(Data items)
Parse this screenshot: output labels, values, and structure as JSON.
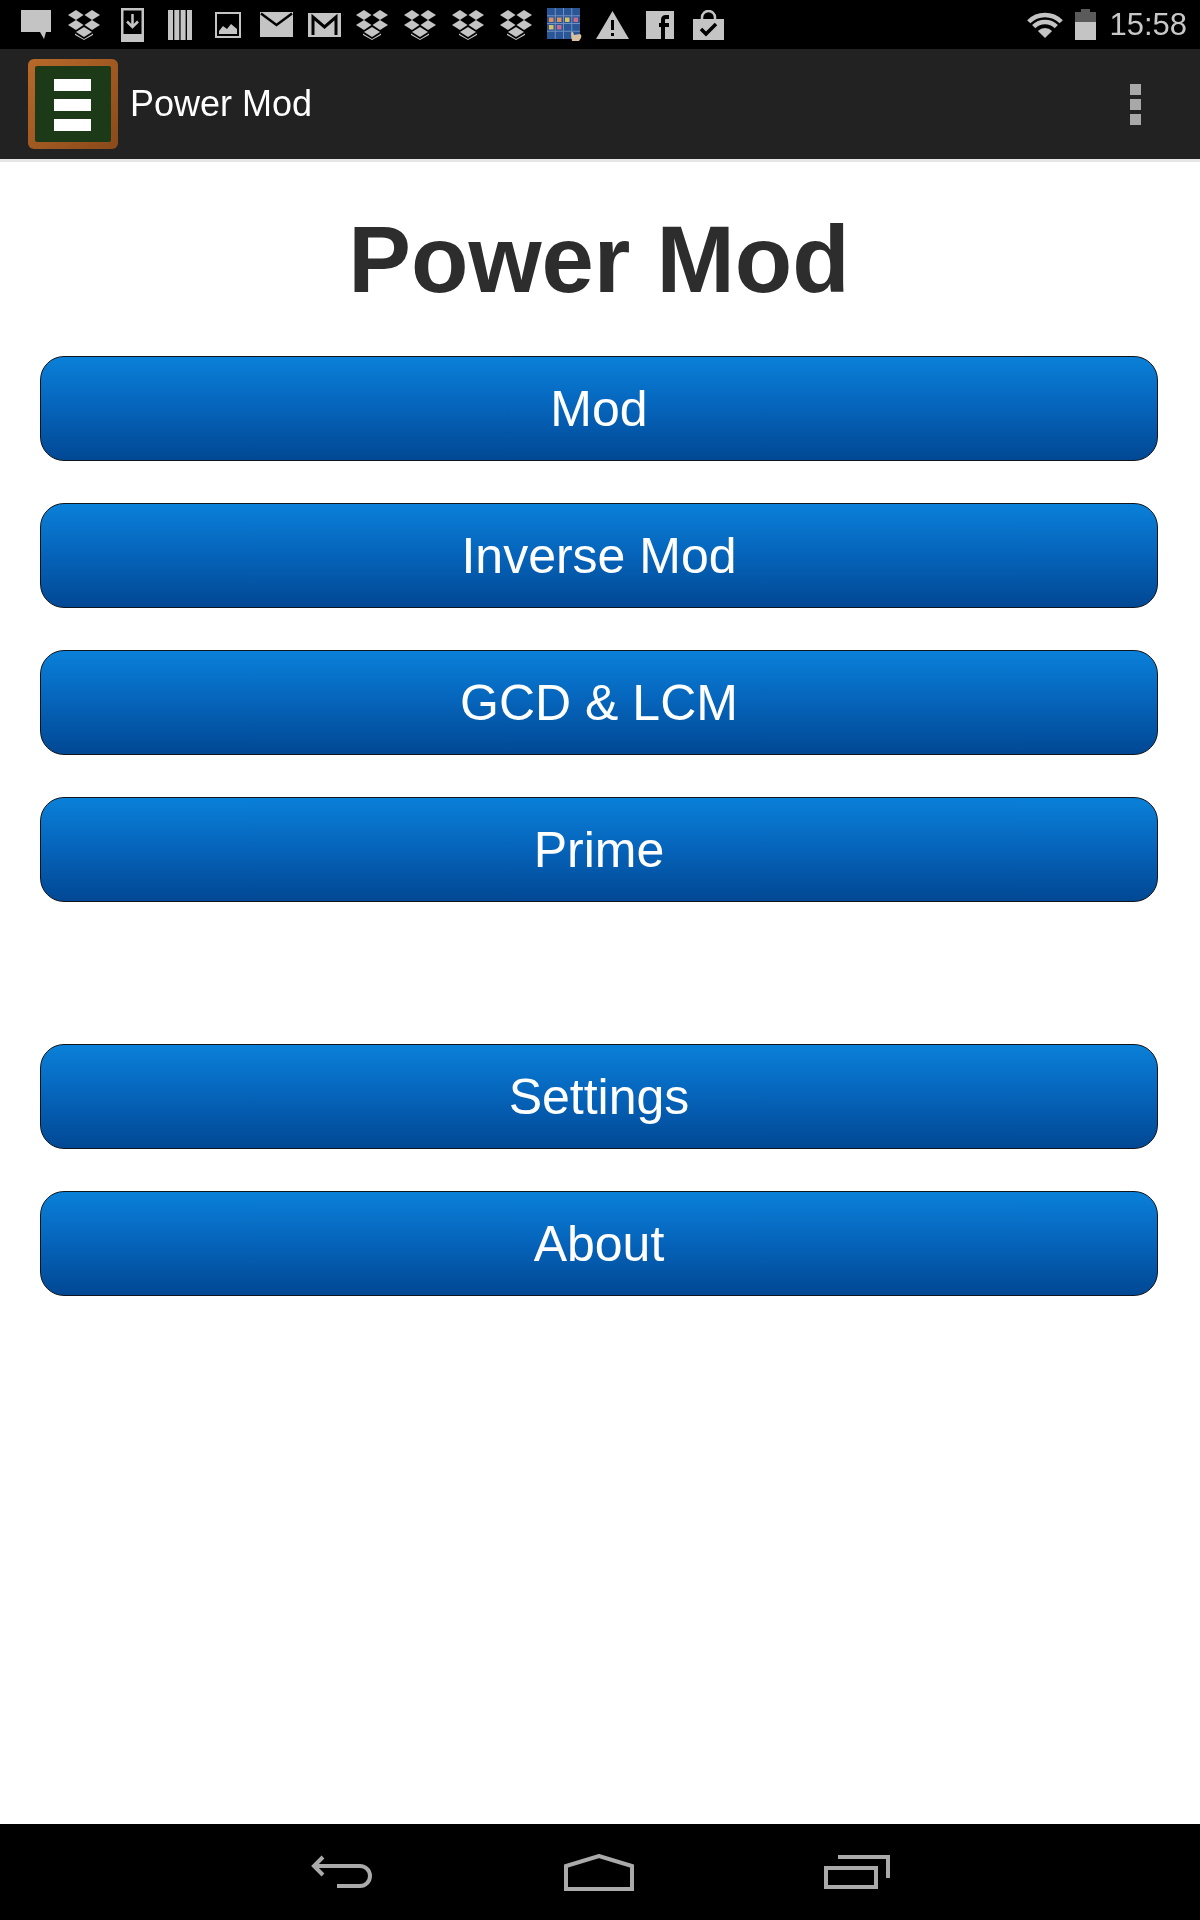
{
  "status_bar": {
    "time": "15:58"
  },
  "app_bar": {
    "title": "Power Mod"
  },
  "heading": "Power Mod",
  "button_groups": [
    {
      "buttons": [
        {
          "label": "Mod"
        },
        {
          "label": "Inverse Mod"
        },
        {
          "label": "GCD & LCM"
        },
        {
          "label": "Prime"
        }
      ]
    },
    {
      "buttons": [
        {
          "label": "Settings"
        },
        {
          "label": "About"
        }
      ]
    }
  ]
}
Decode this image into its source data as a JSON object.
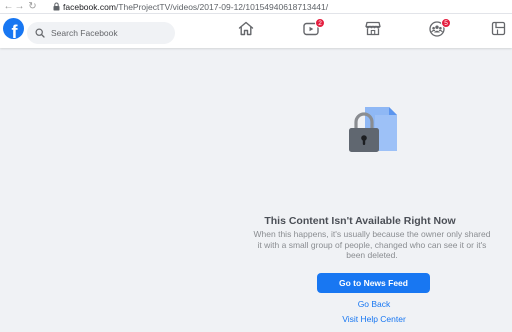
{
  "browser": {
    "url_domain": "facebook.com",
    "url_path": "/TheProjectTV/videos/2017-09-12/10154940618713441/"
  },
  "header": {
    "logo_letter": "f",
    "search_placeholder": "Search Facebook",
    "nav": [
      {
        "icon": "home-icon",
        "badge": ""
      },
      {
        "icon": "watch-icon",
        "badge": "2"
      },
      {
        "icon": "marketplace-icon",
        "badge": ""
      },
      {
        "icon": "groups-icon",
        "badge": "5"
      },
      {
        "icon": "gaming-icon",
        "badge": ""
      }
    ]
  },
  "error": {
    "title": "This Content Isn't Available Right Now",
    "description": "When this happens, it's usually because the owner only shared it with a small group of people, changed who can see it or it's been deleted.",
    "primary_button": "Go to News Feed",
    "back_link": "Go Back",
    "help_link": "Visit Help Center"
  },
  "colors": {
    "brand": "#1877f2",
    "badge": "#e41e3f",
    "background": "#f0f2f5"
  }
}
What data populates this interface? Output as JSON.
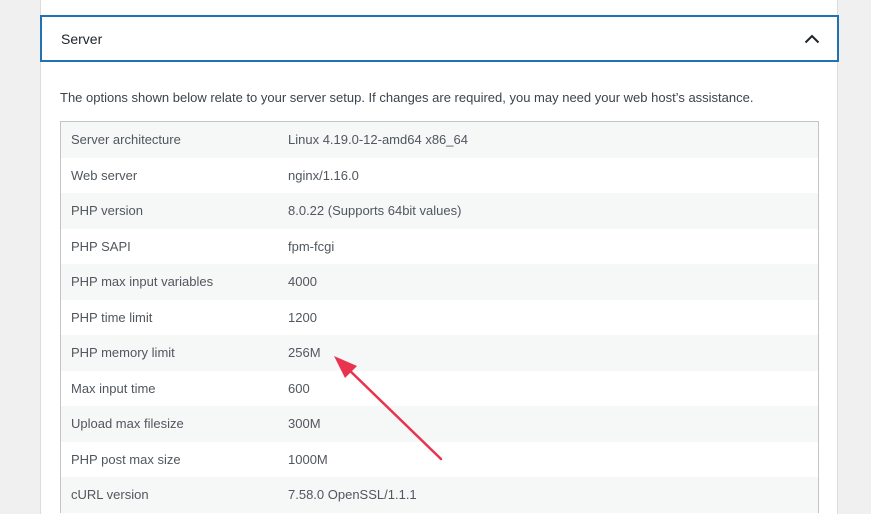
{
  "section": {
    "title": "Server",
    "intro": "The options shown below relate to your server setup. If changes are required, you may need your web host’s assistance."
  },
  "rows": [
    {
      "key": "Server architecture",
      "value": "Linux 4.19.0-12-amd64 x86_64"
    },
    {
      "key": "Web server",
      "value": "nginx/1.16.0"
    },
    {
      "key": "PHP version",
      "value": "8.0.22 (Supports 64bit values)"
    },
    {
      "key": "PHP SAPI",
      "value": "fpm-fcgi"
    },
    {
      "key": "PHP max input variables",
      "value": "4000"
    },
    {
      "key": "PHP time limit",
      "value": "1200"
    },
    {
      "key": "PHP memory limit",
      "value": "256M"
    },
    {
      "key": "Max input time",
      "value": "600"
    },
    {
      "key": "Upload max filesize",
      "value": "300M"
    },
    {
      "key": "PHP post max size",
      "value": "1000M"
    },
    {
      "key": "cURL version",
      "value": "7.58.0 OpenSSL/1.1.1"
    }
  ],
  "colors": {
    "accent": "#2271b1",
    "annotation_arrow": "#e8344e"
  },
  "icons": {
    "toggle": "chevron-up-icon",
    "annotation": "arrow-annotation"
  }
}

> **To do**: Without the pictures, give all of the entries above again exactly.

> **Response to this task**:
Parse this screenshot: output labels, values, and structure as JSON.
{
  "status_bar": {
    "time": "15:58"
  },
  "app_bar": {
    "title": "Power Mod"
  },
  "heading": "Power Mod",
  "button_groups": [
    {
      "buttons": [
        {
          "label": "Mod"
        },
        {
          "label": "Inverse Mod"
        },
        {
          "label": "GCD & LCM"
        },
        {
          "label": "Prime"
        }
      ]
    },
    {
      "buttons": [
        {
          "label": "Settings"
        },
        {
          "label": "About"
        }
      ]
    }
  ]
}
Decode this image into its source data as a JSON object.
{
  "browser": {
    "url_domain": "facebook.com",
    "url_path": "/TheProjectTV/videos/2017-09-12/10154940618713441/"
  },
  "header": {
    "logo_letter": "f",
    "search_placeholder": "Search Facebook",
    "nav": [
      {
        "icon": "home-icon",
        "badge": ""
      },
      {
        "icon": "watch-icon",
        "badge": "2"
      },
      {
        "icon": "marketplace-icon",
        "badge": ""
      },
      {
        "icon": "groups-icon",
        "badge": "5"
      },
      {
        "icon": "gaming-icon",
        "badge": ""
      }
    ]
  },
  "error": {
    "title": "This Content Isn't Available Right Now",
    "description": "When this happens, it's usually because the owner only shared it with a small group of people, changed who can see it or it's been deleted.",
    "primary_button": "Go to News Feed",
    "back_link": "Go Back",
    "help_link": "Visit Help Center"
  },
  "colors": {
    "brand": "#1877f2",
    "badge": "#e41e3f",
    "background": "#f0f2f5"
  }
}
What data populates this interface? Output as JSON.
{
  "section": {
    "title": "Server",
    "intro": "The options shown below relate to your server setup. If changes are required, you may need your web host’s assistance."
  },
  "rows": [
    {
      "key": "Server architecture",
      "value": "Linux 4.19.0-12-amd64 x86_64"
    },
    {
      "key": "Web server",
      "value": "nginx/1.16.0"
    },
    {
      "key": "PHP version",
      "value": "8.0.22 (Supports 64bit values)"
    },
    {
      "key": "PHP SAPI",
      "value": "fpm-fcgi"
    },
    {
      "key": "PHP max input variables",
      "value": "4000"
    },
    {
      "key": "PHP time limit",
      "value": "1200"
    },
    {
      "key": "PHP memory limit",
      "value": "256M"
    },
    {
      "key": "Max input time",
      "value": "600"
    },
    {
      "key": "Upload max filesize",
      "value": "300M"
    },
    {
      "key": "PHP post max size",
      "value": "1000M"
    },
    {
      "key": "cURL version",
      "value": "7.58.0 OpenSSL/1.1.1"
    }
  ],
  "colors": {
    "accent": "#2271b1",
    "annotation_arrow": "#e8344e"
  },
  "icons": {
    "toggle": "chevron-up-icon",
    "annotation": "arrow-annotation"
  }
}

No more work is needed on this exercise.